Then there’s the philosophical differential. The one thing that’s evident from my work with Joomla, and my observation of other solutions in the same space, is that success in open source is all about building a strong collaborative culture around the product. While this isn’t incompatible with running a profitable business, it is incompatible with the traditional “destroy the competition” approach. On the surface, capitalism in open source is not going to mix well with the capitalism as warfare.

Then there’s the culture clash of Alpha Geek versus Alpha Capitalist. For a good example of this we need look no further than a blog post from Michael Widenius. He writes “Mr. Ellison, you are undoubtedly a master tactician. However, thinking two moves ahead in the open source world is not good enough. You need strategy. Long term, meaningful, viable strategy. You need to think years ahead, not just to the next fiscal quarter.” There’s nothing quite like a bonehead mix of arrogance and ignorance for your first move. Anyone who thinks Oracle got to the position it’s in by purely tactical moves that look “two moves ahead” is clueless. Then the icing: Widenius closes with “I’d love to speak with you about it”. Well, consider condescending to picking up the phone, buddy. If you think Larry’s going to read your blog and give you a call, you might consider getting back onto your meds (or off of them, either way a state change is in order).

Beyond Strategy, what About Mission?

If you take a step back and look at the mission behind Oracle’s numerous strategic moves over the years, you see their overarching mission: destroy Microsoft.

What’s most interesting about this is that this ethos is also deeply ingrained in the thinking of many open source developers. It’s a small step from “freedom from proprietary software” to “freedom from Microsoft” because Microsoft is the biggest, most obvious first target.

So there is a possibility that despite the cultural differential, Oracle may be viewing open source as a strategic weapon. It’s also worth noting that along with Sun, Oracle gets the services of Johnathan Schwartz, who has demonstrated a crystal clear understanding of the open source model. As Mitchell Ashley notes in “Converging on Microsoft”, Oracle is now in a good position to strike at Microsoft at a time of relative weakness.

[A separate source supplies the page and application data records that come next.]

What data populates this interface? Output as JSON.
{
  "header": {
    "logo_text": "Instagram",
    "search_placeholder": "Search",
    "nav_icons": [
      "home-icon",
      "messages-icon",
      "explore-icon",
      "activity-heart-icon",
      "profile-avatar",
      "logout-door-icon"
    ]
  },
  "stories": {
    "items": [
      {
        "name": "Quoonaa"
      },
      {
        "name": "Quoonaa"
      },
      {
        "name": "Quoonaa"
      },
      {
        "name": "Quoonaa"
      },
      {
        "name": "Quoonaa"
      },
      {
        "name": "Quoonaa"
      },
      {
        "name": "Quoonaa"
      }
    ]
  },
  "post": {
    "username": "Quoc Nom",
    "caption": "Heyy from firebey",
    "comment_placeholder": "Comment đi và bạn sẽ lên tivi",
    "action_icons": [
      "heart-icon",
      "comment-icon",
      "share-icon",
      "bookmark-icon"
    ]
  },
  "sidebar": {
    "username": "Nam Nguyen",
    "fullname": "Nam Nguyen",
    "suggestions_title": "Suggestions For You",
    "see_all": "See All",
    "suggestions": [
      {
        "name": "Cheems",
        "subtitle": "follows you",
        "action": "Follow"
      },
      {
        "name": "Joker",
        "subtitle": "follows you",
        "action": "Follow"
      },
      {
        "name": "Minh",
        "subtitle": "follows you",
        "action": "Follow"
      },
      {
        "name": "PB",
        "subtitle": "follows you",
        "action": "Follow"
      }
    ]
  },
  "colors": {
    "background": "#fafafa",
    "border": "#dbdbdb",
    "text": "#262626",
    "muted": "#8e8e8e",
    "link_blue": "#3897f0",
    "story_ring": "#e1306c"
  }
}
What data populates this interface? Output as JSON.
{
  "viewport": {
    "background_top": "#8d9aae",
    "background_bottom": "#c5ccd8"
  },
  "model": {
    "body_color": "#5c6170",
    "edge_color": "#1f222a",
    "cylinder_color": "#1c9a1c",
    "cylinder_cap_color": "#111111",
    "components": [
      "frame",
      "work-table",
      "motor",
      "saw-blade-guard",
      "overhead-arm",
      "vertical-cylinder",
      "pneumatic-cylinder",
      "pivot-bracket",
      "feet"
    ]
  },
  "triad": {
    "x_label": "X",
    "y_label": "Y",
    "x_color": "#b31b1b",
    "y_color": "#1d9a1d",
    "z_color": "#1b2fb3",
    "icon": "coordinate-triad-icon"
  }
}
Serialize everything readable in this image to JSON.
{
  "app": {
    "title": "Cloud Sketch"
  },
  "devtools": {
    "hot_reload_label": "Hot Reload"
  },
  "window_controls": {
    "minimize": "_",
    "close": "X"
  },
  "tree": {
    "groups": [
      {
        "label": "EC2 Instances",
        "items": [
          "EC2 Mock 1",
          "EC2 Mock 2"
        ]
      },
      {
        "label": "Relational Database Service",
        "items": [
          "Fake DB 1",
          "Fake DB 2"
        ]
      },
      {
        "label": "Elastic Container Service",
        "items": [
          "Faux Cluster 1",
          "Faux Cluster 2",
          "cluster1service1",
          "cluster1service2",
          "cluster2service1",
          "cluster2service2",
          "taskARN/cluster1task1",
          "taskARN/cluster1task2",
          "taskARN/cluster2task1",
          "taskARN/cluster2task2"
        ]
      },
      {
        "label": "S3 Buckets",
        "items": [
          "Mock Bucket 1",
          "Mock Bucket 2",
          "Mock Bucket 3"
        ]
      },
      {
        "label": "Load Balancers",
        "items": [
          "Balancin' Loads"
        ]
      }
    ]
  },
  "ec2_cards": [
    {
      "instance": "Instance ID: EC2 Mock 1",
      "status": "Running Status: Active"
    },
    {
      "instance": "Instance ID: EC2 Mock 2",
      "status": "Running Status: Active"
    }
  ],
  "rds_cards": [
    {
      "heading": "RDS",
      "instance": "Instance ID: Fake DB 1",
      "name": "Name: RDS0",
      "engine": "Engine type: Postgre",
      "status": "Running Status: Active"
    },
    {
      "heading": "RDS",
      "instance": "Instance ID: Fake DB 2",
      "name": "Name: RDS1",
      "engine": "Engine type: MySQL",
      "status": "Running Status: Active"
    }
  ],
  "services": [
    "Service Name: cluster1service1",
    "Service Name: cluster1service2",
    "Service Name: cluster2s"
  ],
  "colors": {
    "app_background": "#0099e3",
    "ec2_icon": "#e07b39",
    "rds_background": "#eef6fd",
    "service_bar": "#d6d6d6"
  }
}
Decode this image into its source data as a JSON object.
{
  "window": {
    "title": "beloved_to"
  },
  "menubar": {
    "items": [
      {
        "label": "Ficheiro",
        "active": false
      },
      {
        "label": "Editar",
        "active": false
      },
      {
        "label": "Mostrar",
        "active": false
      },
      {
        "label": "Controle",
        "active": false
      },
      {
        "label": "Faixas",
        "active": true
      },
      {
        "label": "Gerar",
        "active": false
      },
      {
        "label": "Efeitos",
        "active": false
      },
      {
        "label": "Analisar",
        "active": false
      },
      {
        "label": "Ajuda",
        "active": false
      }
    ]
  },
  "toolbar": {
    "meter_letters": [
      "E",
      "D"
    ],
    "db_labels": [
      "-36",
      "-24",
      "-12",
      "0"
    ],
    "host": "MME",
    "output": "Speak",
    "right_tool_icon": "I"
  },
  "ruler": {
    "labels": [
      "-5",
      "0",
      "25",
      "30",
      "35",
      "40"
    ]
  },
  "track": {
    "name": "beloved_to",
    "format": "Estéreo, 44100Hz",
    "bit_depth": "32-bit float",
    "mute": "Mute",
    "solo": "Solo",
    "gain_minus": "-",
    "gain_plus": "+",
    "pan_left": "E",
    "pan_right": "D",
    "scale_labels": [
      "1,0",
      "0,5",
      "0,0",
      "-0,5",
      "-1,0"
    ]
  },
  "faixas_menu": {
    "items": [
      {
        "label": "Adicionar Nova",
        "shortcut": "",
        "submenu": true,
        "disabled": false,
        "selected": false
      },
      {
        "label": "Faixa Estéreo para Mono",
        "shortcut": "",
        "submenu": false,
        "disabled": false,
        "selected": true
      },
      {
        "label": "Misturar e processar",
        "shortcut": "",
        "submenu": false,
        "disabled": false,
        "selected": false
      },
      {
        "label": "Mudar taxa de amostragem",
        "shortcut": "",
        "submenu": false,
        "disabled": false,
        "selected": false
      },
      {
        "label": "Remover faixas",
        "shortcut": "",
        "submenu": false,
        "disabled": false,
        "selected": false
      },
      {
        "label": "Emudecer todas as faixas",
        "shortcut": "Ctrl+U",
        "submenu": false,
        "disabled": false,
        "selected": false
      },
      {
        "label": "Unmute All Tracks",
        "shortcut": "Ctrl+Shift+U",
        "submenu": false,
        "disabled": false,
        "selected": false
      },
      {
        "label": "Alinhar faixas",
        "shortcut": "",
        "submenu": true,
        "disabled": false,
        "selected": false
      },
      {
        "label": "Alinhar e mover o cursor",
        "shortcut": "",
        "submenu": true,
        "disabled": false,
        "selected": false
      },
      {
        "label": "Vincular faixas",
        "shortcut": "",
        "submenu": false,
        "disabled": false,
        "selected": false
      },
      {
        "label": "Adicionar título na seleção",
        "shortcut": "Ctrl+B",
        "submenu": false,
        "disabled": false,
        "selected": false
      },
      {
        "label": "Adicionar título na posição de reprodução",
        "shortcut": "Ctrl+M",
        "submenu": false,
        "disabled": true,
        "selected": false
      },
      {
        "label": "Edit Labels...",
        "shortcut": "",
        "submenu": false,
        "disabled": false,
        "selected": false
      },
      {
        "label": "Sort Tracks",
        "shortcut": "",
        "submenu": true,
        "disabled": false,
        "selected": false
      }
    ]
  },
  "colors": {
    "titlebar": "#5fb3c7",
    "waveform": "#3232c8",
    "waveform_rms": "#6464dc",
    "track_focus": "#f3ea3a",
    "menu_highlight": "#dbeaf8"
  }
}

If Ashley is right, Larry Ellison will become an active evangelist for open source, using Oracle’s position to drive at the core of Microsoft’s space. I’m sceptical of this. I don’t think the enterprise world is ready to accept the idea of mission critical applications as open source, and I don’t think Oracle’s enterprise business is served well by this just yet. That won’t slow Oracle down one bit. Johnathan Schwartz can become Oracle’s open source advocate, speaking for that part of the business. Open source is walking its way up from the bottom, from compilers to operating systems, through servers and databases. At each stage it takes a little time to gain credibility and foothold, but the value proposition is compelling. If Oracle backs MySQL and proves that it is a viable solution in Oracle’s original space, then it not only helps them advance their mission, it helps advance open source.

Predictions

Either way MySQL – or at least the code that is currently MySQL – is going to come through this just fine. That’s the GPL in action: it’s simply not possible acquire and kill good code.

I think we’re going to see the third scenario. Oracle’s support of Sun’s open source technologies will be strong and unconditional. But this support won’t extend to their enterprise applications. Not until the market is ready.

Whether I’m right or wrong, we’ll see something happen quickly, within two quarters of the closing of the acquisition.